_What you should do_.
What follows is a set of records; repeat all of them exactly.

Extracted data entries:
************
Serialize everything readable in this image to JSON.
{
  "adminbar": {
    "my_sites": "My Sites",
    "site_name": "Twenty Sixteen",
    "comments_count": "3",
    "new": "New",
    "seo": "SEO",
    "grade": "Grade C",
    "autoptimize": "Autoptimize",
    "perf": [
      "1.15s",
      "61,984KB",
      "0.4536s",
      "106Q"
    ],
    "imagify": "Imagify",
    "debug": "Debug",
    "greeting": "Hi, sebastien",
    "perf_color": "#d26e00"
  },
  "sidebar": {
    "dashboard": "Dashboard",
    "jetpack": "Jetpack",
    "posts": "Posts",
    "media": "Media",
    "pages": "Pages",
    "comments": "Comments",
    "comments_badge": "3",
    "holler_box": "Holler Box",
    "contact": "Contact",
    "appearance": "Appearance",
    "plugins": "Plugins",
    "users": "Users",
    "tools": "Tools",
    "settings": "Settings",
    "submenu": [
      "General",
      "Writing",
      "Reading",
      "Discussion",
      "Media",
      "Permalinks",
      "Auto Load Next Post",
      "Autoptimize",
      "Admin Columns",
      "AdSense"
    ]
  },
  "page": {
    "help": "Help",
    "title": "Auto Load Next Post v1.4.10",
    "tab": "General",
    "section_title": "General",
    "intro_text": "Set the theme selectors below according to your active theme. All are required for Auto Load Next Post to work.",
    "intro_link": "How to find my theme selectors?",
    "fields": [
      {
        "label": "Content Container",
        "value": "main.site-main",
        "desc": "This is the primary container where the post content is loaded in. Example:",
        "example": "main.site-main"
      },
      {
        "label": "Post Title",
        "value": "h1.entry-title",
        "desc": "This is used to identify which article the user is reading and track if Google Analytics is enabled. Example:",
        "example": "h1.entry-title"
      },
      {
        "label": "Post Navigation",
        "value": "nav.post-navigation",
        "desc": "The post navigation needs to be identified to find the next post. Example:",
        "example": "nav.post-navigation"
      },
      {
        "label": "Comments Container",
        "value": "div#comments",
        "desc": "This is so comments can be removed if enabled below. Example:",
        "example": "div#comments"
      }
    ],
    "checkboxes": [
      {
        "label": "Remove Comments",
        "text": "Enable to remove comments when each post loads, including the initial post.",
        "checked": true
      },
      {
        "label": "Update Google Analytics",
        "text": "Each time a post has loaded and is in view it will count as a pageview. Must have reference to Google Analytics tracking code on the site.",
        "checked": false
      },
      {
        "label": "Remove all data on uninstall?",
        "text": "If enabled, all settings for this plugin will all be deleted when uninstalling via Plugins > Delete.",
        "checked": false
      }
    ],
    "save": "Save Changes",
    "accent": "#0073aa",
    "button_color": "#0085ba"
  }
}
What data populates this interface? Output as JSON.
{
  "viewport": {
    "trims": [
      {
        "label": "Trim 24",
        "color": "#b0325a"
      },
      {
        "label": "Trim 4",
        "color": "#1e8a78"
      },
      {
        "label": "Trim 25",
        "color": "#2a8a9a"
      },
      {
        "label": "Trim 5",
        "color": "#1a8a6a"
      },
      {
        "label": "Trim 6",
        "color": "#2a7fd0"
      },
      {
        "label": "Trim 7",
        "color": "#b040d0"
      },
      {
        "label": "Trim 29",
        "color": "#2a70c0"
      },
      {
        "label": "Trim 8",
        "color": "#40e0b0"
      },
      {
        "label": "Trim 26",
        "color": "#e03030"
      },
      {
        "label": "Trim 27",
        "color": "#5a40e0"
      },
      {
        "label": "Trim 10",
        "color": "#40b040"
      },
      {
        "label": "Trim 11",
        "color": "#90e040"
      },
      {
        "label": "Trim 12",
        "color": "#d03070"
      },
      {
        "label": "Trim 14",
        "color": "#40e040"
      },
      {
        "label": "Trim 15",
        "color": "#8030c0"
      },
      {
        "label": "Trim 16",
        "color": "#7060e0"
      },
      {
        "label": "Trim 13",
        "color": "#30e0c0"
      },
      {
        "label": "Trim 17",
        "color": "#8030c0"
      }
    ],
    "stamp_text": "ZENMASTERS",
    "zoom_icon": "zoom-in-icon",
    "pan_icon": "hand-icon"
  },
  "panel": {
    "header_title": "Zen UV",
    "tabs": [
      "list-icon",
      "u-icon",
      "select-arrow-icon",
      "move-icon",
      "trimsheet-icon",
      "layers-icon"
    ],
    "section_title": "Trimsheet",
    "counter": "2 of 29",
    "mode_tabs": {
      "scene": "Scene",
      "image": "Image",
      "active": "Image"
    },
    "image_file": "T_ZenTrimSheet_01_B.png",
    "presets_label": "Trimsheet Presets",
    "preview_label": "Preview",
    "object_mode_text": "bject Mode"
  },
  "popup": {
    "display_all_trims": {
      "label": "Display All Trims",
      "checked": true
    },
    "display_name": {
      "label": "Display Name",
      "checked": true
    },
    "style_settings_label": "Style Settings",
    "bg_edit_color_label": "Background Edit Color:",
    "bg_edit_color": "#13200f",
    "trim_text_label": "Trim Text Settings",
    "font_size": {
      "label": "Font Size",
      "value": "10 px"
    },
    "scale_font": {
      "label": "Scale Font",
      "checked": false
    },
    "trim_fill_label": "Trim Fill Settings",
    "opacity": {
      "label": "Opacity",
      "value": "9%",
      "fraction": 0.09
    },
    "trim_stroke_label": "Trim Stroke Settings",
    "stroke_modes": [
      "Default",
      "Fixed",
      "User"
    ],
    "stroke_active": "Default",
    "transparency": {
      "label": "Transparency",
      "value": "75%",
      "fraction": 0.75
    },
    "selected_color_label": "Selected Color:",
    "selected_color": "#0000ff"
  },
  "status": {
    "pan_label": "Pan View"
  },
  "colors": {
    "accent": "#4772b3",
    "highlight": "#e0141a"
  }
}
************
_Worked solution_.
Serialize everything readable in this image to JSON.
{
  "adminbar": {
    "my_sites": "My Sites",
    "site_name": "Twenty Sixteen",
    "comments_count": "3",
    "new": "New",
    "seo": "SEO",
    "grade": "Grade C",
    "autoptimize": "Autoptimize",
    "perf": [
      "1.15s",
      "61,984KB",
      "0.4536s",
      "106Q"
    ],
    "imagify": "Imagify",
    "debug": "Debug",
    "greeting": "Hi, sebastien",
    "perf_color": "#d26e00"
  },
  "sidebar": {
    "dashboard": "Dashboard",
    "jetpack": "Jetpack",
    "posts": "Posts",
    "media": "Media",
    "pages": "Pages",
    "comments": "Comments",
    "comments_badge": "3",
    "holler_box": "Holler Box",
    "contact": "Contact",
    "appearance": "Appearance",
    "plugins": "Plugins",
    "users": "Users",
    "tools": "Tools",
    "settings": "Settings",
    "submenu": [
      "General",
      "Writing",
      "Reading",
      "Discussion",
      "Media",
      "Permalinks",
      "Auto Load Next Post",
      "Autoptimize",
      "Admin Columns",
      "AdSense"
    ]
  },
  "page": {
    "help": "Help",
    "title": "Auto Load Next Post v1.4.10",
    "tab": "General",
    "section_title": "General",
    "intro_text": "Set the theme selectors below according to your active theme. All are required for Auto Load Next Post to work.",
    "intro_link": "How to find my theme selectors?",
    "fields": [
      {
        "label": "Content Container",
        "value": "main.site-main",
        "desc": "This is the primary container where the post content is loaded in. Example:",
        "example": "main.site-main"
      },
      {
        "label": "Post Title",
        "value": "h1.entry-title",
        "desc": "This is used to identify which article the user is reading and track if Google Analytics is enabled. Example:",
        "example": "h1.entry-title"
      },
      {
        "label": "Post Navigation",
        "value": "nav.post-navigation",
        "desc": "The post navigation needs to be identified to find the next post. Example:",
        "example": "nav.post-navigation"
      },
      {
        "label": "Comments Container",
        "value": "div#comments",
        "desc": "This is so comments can be removed if enabled below. Example:",
        "example": "div#comments"
      }
    ],
    "checkboxes": [
      {
        "label": "Remove Comments",
        "text": "Enable to remove comments when each post loads, including the initial post.",
        "checked": true
      },
      {
        "label": "Update Google Analytics",
        "text": "Each time a post has loaded and is in view it will count as a pageview. Must have reference to Google Analytics tracking code on the site.",
        "checked": false
      },
      {
        "label": "Remove all data on uninstall?",
        "text": "If enabled, all settings for this plugin will all be deleted when uninstalling via Plugins > Delete.",
        "checked": false
      }
    ],
    "save": "Save Changes",
    "accent": "#0073aa",
    "button_color": "#0085ba"
  }
}
What data populates this interface? Output as JSON.
{
  "viewport": {
    "trims": [
      {
        "label": "Trim 24",
        "color": "#b0325a"
      },
      {
        "label": "Trim 4",
        "color": "#1e8a78"
      },
      {
        "label": "Trim 25",
        "color": "#2a8a9a"
      },
      {
        "label": "Trim 5",
        "color": "#1a8a6a"
      },
      {
        "label": "Trim 6",
        "color": "#2a7fd0"
      },
      {
        "label": "Trim 7",
        "color": "#b040d0"
      },
      {
        "label": "Trim 29",
        "color": "#2a70c0"
      },
      {
        "label": "Trim 8",
        "color": "#40e0b0"
      },
      {
        "label": "Trim 26",
        "color": "#e03030"
      },
      {
        "label": "Trim 27",
        "color": "#5a40e0"
      },
      {
        "label": "Trim 10",
        "color": "#40b040"
      },
      {
        "label": "Trim 11",
        "color": "#90e040"
      },
      {
        "label": "Trim 12",
        "color": "#d03070"
      },
      {
        "label": "Trim 14",
        "color": "#40e040"
      },
      {
        "label": "Trim 15",
        "color": "#8030c0"
      },
      {
        "label": "Trim 16",
        "color": "#7060e0"
      },
      {
        "label": "Trim 13",
        "color": "#30e0c0"
      },
      {
        "label": "Trim 17",
        "color": "#8030c0"
      }
    ],
    "stamp_text": "ZENMASTERS",
    "zoom_icon": "zoom-in-icon",
    "pan_icon": "hand-icon"
  },
  "panel": {
    "header_title": "Zen UV",
    "tabs": [
      "list-icon",
      "u-icon",
      "select-arrow-icon",
      "move-icon",
      "trimsheet-icon",
      "layers-icon"
    ],
    "section_title": "Trimsheet",
    "counter": "2 of 29",
    "mode_tabs": {
      "scene": "Scene",
      "image": "Image",
      "active": "Image"
    },
    "image_file": "T_ZenTrimSheet_01_B.png",
    "presets_label": "Trimsheet Presets",
    "preview_label": "Preview",
    "object_mode_text": "bject Mode"
  },
  "popup": {
    "display_all_trims": {
      "label": "Display All Trims",
      "checked": true
    },
    "display_name": {
      "label": "Display Name",
      "checked": true
    },
    "style_settings_label": "Style Settings",
    "bg_edit_color_label": "Background Edit Color:",
    "bg_edit_color": "#13200f",
    "trim_text_label": "Trim Text Settings",
    "font_size": {
      "label": "Font Size",
      "value": "10 px"
    },
    "scale_font": {
      "label": "Scale Font",
      "checked": false
    },
    "trim_fill_label": "Trim Fill Settings",
    "opacity": {
      "label": "Opacity",
      "value": "9%",
      "fraction": 0.09
    },
    "trim_stroke_label": "Trim Stroke Settings",
    "stroke_modes": [
      "Default",
      "Fixed",
      "User"
    ],
    "stroke_active": "Default",
    "transparency": {
      "label": "Transparency",
      "value": "75%",
      "fraction": 0.75
    },
    "selected_color_label": "Selected Color:",
    "selected_color": "#0000ff"
  },
  "status": {
    "pan_label": "Pan View"
  },
  "colors": {
    "accent": "#4772b3",
    "highlight": "#e0141a"
  }
}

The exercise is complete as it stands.